Holidays represent a culmination of all the other items on this list. You're traveling at a time when airports are crowded and highways are packed. You're likely going to be spending time with family members, some of whom have the tendency to wear you down. You may be overworking yourself to provide a great meal for 20 people or a touching gift for every coworker on a limited budget. You want to decorate the house but you have to clean it first.
You're noshing on unhealthy party snacks and gigantic meals and guzzling eggnog instead of milk. It's one of the hardest times for people who are alone. What do all of these things have in common? That S-word we've referred to several times already: stress.
In addition to the everyday stress we've touched upon in this article, holidays carry the extra burden of high expectations. We want holidays to be perfect, and we run ourselves ragged trying to make them so. When you juggle this many balls in the air, it's no wonder that Thanksgiving or Christmas with the family can make you feel like a walking zombie.

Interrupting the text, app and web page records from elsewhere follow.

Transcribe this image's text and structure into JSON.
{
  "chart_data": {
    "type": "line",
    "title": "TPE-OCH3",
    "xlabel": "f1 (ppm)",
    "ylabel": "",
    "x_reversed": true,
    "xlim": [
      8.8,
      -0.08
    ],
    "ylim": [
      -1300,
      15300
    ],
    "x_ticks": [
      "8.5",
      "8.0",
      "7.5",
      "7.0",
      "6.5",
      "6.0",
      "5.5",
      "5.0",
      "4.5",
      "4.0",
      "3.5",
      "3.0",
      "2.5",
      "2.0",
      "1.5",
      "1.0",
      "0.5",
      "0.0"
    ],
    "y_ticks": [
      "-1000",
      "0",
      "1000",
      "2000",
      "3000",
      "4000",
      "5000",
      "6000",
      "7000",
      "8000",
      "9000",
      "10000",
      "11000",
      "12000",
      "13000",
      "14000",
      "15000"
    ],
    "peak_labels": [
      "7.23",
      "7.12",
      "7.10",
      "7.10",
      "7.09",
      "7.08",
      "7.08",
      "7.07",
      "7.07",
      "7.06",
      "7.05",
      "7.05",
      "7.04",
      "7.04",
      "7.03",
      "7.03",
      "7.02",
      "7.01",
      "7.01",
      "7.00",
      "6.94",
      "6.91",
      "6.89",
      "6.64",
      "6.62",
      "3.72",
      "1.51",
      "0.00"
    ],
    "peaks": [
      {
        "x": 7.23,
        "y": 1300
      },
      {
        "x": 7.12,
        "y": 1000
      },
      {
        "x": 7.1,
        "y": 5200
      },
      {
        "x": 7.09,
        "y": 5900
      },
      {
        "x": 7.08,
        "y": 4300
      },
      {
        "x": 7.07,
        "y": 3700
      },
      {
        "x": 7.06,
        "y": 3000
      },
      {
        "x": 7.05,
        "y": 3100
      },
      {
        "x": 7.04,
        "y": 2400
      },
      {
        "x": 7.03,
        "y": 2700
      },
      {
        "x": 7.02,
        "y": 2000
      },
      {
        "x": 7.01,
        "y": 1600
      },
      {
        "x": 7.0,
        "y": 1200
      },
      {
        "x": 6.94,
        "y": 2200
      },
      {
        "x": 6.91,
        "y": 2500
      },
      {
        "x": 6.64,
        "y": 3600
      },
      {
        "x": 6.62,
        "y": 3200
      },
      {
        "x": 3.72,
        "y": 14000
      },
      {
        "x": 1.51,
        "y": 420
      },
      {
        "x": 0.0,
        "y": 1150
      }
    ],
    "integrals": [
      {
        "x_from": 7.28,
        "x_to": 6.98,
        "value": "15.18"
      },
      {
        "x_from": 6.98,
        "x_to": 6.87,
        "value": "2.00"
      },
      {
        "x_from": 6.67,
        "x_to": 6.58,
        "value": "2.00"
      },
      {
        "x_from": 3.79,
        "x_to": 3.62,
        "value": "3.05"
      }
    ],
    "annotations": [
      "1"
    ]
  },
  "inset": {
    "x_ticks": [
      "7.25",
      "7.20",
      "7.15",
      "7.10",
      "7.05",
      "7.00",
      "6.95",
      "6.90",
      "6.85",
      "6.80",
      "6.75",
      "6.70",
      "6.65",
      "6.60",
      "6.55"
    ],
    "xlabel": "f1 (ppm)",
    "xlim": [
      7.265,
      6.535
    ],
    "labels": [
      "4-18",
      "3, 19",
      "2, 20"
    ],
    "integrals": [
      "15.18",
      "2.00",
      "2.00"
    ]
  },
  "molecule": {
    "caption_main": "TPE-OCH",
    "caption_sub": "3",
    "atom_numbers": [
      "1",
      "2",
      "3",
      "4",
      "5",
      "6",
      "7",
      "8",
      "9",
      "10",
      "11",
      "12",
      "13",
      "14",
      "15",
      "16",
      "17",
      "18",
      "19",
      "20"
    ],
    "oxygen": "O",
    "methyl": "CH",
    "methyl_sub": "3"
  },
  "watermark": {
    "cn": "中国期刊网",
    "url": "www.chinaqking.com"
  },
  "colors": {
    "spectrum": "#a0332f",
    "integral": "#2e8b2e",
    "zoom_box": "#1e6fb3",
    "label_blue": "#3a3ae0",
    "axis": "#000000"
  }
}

Hide yourself away from the thoughts of these energy-zapping holidays by reading some of the stories on the next page.
Chronic fatigue syndrome has a serious impact on teen lives, and at a rate higher than we thought. Learn more in this HowStuffWorks Now article.
More Great Links
- Harvard Medical School. "Boosting Your Energy." Harvard Health Publications. 2008.
- Liu, Lynda. "14 Energy Drainers -- and Fixes." Fitness Magazine. (Oct. 21, 2008)http://www.fitnessmagazine.com/health/energy-boosters/tips/energy-drainers-fixes/
- Napier, Kristine. "Never Feel Tired Again." Prevention. November 1995.
- Sorgen, Carol. "What's Zapping Your Energy?" WebMD. March 25, 2008. (Oct. 21, 2008)http://www.webmd.com/balance/features/whats-zapping-your-energy
- University of Michigan. "Warm Weather Boosts Mood, Broadens the Mind." ScienceDaily. Oct. 7, 2004. (Oct. 21, 2008)http://www.sciencedaily.com/releases/2004/10/041006082239.htm
- Weiss, Tara. "Avoiding the Afternoon Slump." Forbes. April 1, 2008. (Oct. 21, 2008)http://www.forbes.com/2008/04/01/workplace-office-slump-lead-careers-cx_tw_0401bizbasics.html